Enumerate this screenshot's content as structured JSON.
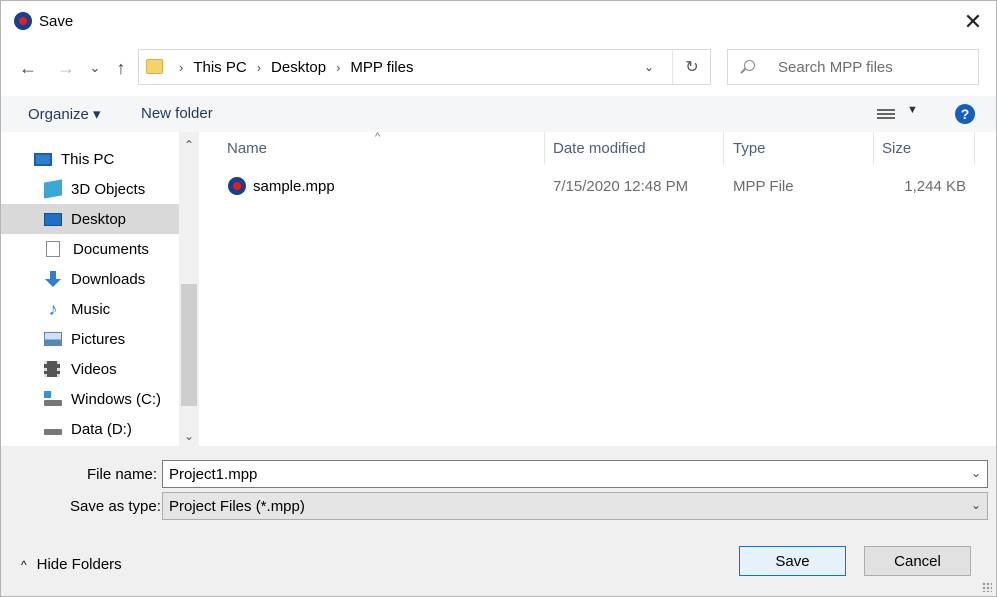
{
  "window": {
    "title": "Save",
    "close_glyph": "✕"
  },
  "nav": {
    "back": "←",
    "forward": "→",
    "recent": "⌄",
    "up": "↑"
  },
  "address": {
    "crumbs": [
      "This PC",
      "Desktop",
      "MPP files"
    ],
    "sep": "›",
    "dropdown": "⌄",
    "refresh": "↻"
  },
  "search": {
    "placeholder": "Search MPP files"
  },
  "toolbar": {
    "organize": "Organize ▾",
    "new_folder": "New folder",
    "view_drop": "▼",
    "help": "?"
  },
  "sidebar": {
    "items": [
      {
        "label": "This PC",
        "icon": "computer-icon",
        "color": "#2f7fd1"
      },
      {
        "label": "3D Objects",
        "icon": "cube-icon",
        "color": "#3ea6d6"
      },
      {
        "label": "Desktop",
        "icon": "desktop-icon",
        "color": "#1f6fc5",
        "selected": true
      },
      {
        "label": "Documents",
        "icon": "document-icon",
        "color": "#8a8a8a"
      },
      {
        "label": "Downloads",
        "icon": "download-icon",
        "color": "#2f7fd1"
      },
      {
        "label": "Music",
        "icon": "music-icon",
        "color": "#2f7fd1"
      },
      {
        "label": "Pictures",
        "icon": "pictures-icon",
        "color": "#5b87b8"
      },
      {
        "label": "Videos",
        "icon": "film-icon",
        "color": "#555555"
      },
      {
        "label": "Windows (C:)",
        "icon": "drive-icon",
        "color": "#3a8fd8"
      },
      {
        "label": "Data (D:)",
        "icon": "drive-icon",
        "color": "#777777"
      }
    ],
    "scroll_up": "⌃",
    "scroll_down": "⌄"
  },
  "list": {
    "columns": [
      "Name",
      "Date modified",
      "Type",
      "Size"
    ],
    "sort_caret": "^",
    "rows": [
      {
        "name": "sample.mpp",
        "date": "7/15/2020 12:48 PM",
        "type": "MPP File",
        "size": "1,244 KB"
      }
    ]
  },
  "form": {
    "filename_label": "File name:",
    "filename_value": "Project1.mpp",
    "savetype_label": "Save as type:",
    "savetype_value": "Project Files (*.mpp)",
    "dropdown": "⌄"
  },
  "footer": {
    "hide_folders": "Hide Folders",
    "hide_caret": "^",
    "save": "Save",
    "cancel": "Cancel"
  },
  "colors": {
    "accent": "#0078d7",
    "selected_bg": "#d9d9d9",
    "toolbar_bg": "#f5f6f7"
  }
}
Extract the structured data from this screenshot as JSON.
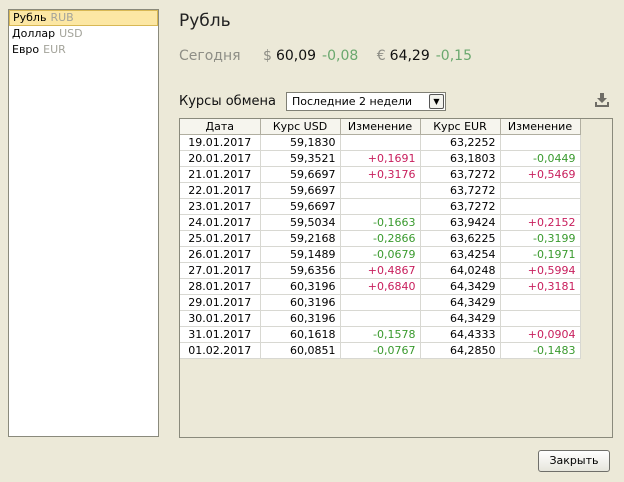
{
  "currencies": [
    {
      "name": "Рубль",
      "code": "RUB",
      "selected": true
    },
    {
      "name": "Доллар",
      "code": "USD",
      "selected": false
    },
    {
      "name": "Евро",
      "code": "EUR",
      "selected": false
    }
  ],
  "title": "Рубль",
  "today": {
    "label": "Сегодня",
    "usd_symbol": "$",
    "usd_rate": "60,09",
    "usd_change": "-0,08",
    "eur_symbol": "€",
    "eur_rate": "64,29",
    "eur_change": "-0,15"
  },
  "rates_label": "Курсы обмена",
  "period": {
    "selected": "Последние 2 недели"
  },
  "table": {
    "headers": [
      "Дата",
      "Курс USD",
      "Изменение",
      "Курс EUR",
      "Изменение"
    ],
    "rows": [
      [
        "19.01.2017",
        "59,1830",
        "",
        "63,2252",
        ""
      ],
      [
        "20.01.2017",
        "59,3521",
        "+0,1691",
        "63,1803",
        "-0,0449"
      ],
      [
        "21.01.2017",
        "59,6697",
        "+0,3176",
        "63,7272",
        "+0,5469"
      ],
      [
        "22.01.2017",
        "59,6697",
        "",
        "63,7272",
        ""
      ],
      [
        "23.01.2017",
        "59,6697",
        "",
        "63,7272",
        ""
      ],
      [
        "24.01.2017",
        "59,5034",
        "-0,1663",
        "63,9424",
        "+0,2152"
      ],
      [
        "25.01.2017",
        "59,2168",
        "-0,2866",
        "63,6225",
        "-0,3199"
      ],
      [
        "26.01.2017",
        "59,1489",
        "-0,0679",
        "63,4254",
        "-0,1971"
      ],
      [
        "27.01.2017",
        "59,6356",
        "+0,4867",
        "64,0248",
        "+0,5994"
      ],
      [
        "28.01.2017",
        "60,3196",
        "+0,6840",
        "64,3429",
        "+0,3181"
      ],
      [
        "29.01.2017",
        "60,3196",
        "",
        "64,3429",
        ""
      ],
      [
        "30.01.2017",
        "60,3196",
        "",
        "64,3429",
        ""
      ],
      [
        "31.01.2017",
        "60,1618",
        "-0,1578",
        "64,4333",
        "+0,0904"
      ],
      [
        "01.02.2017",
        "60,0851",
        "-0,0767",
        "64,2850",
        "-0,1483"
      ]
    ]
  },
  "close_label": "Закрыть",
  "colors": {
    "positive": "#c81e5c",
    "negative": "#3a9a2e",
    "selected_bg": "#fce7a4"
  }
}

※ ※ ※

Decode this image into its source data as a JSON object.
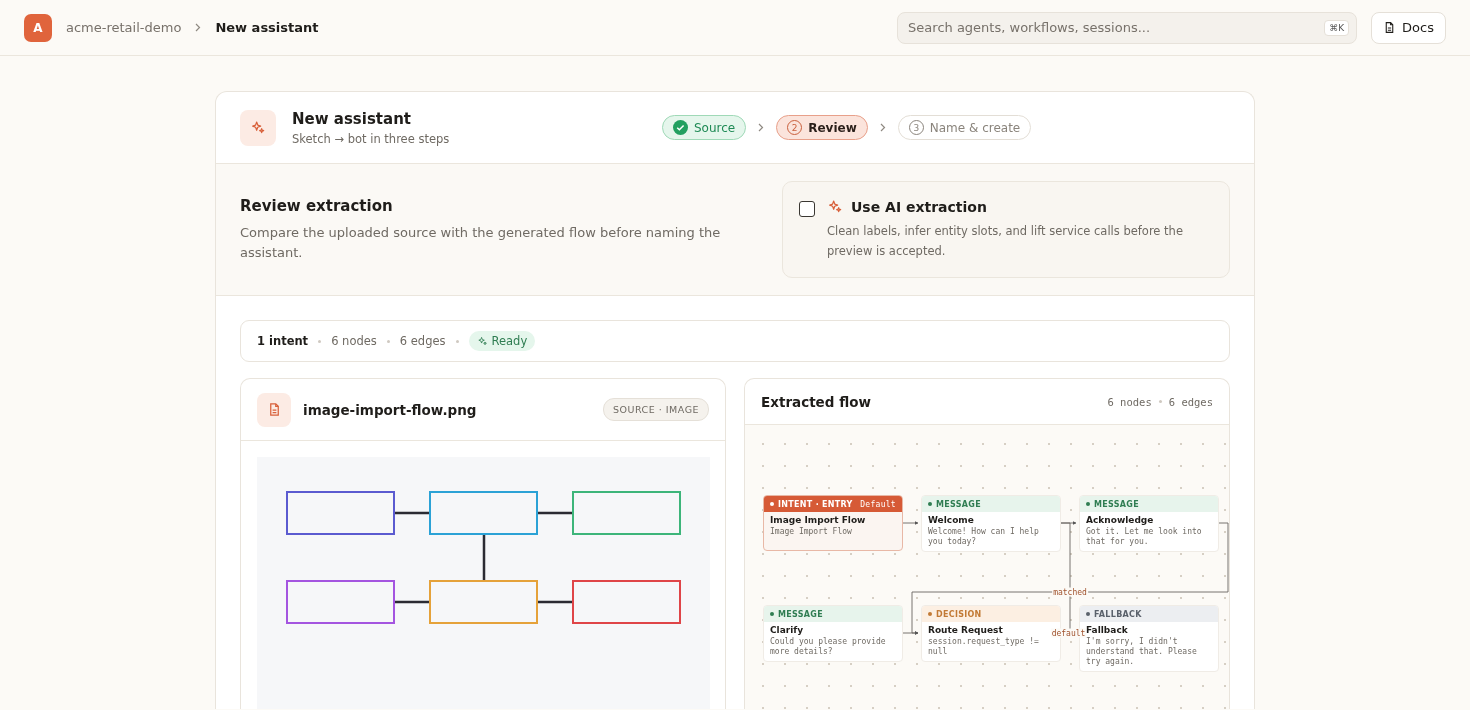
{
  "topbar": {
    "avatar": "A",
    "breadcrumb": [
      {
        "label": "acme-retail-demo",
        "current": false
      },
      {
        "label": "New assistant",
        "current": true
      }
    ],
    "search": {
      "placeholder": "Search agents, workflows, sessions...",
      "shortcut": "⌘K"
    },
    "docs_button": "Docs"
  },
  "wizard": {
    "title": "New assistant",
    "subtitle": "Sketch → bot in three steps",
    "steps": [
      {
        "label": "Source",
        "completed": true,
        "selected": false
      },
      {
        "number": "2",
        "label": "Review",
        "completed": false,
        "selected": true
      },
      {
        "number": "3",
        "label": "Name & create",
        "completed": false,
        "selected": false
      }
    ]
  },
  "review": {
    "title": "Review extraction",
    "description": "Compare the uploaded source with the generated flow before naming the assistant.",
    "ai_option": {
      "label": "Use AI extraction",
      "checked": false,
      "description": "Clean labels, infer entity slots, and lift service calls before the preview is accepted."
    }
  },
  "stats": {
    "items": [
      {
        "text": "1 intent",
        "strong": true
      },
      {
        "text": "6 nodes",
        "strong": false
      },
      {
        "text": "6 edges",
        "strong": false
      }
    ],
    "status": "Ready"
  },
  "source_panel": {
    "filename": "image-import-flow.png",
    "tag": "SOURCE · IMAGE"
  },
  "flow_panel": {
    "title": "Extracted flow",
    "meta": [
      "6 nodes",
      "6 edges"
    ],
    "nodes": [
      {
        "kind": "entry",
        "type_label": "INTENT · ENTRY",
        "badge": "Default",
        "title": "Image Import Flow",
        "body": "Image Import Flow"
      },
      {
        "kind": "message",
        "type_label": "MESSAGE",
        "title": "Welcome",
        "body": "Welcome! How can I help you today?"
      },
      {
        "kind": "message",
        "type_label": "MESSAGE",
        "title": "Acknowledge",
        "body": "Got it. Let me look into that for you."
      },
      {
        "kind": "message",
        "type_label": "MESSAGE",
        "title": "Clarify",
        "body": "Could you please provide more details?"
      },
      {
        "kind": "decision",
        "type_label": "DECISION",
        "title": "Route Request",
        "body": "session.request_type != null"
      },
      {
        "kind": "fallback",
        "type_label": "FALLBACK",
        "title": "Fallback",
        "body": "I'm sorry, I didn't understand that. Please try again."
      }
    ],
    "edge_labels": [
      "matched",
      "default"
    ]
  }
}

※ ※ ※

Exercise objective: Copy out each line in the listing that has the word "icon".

Reply to the task:
        "icon": "computer-icon",
        "icon": "cube-icon",
        "icon": "desktop-icon",
        "icon": "document-icon",
        "icon": "download-icon",
        "icon": "music-icon",
        "icon": "pictures-icon",
        "icon": "film-icon",
        "icon": "drive-icon",
        "icon": "drive-icon",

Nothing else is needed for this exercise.